*** Records for this task
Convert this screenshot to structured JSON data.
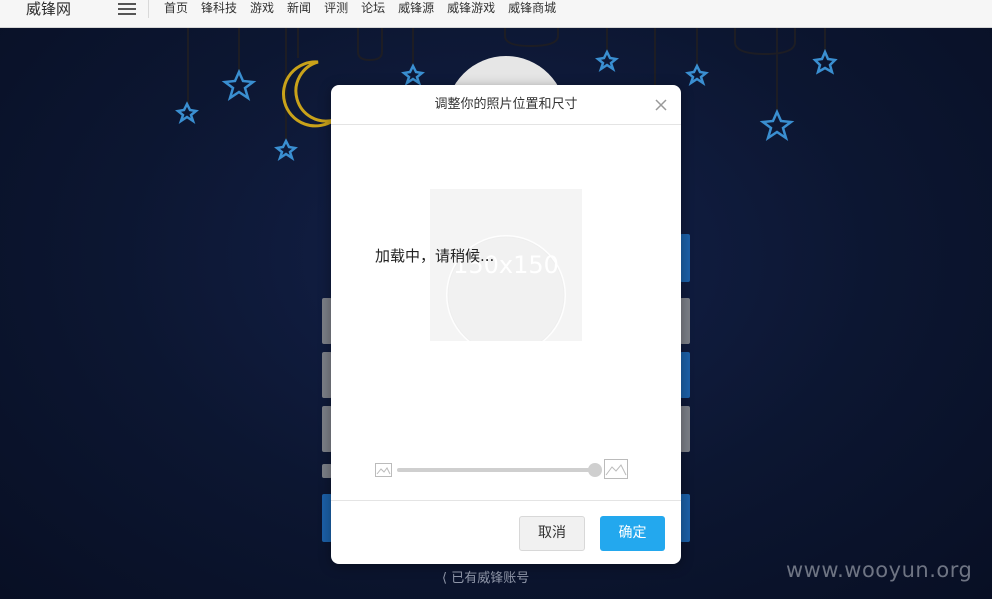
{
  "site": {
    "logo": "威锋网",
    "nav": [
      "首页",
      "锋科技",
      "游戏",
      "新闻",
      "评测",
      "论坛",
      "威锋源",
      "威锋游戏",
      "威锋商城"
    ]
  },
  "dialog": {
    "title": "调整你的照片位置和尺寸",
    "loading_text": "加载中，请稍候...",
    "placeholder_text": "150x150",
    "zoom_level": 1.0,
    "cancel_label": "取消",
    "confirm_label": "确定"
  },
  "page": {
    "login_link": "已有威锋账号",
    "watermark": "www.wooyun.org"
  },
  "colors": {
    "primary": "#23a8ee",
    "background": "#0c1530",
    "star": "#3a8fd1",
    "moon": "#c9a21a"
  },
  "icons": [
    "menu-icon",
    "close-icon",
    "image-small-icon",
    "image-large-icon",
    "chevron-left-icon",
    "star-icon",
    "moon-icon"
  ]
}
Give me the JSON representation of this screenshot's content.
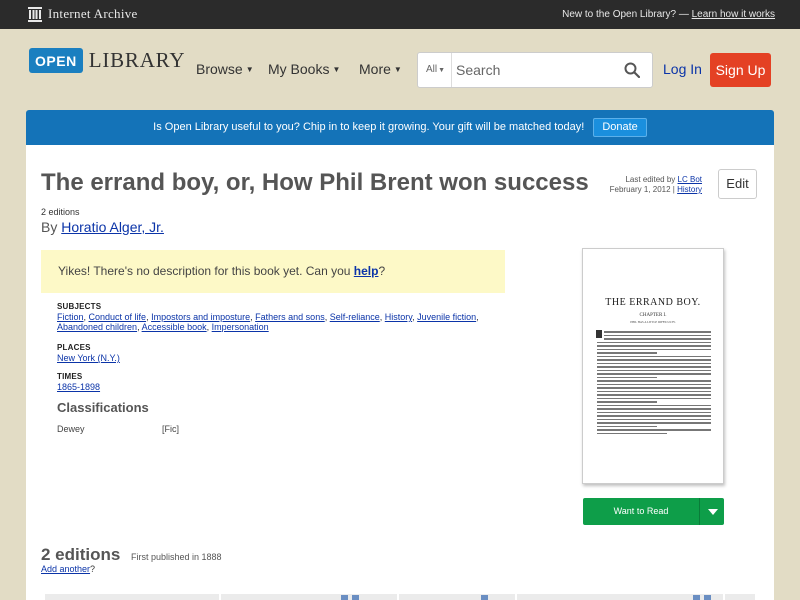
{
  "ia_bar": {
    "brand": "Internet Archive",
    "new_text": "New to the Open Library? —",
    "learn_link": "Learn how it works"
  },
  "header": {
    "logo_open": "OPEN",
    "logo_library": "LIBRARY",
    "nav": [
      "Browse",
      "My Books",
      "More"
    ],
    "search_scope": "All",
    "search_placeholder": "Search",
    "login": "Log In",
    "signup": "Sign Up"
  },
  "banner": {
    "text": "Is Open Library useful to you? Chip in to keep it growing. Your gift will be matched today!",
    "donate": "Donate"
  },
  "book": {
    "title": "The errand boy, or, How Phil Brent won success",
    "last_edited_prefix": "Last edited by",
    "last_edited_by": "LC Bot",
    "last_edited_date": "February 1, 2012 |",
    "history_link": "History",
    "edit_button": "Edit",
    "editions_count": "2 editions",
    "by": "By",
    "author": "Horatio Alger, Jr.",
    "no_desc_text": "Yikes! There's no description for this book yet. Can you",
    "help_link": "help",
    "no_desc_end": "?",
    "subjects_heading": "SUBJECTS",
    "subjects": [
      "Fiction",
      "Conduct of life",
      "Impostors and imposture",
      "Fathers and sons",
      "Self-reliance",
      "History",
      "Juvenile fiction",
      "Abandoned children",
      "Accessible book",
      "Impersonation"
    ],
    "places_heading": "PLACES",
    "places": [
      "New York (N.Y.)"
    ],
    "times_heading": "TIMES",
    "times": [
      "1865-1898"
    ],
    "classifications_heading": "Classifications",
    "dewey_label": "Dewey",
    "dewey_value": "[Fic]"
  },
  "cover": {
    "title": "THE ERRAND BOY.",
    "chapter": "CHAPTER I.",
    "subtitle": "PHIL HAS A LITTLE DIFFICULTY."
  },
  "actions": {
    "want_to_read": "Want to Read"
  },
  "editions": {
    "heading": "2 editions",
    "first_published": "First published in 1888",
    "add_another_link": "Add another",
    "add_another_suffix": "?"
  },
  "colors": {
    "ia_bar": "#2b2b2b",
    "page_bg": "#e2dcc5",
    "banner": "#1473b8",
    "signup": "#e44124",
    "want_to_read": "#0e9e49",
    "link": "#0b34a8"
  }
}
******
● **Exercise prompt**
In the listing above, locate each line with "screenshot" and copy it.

● **Your response**
Convert this screenshot to structured JSON data.
Give me the JSON representation of this screenshot's content.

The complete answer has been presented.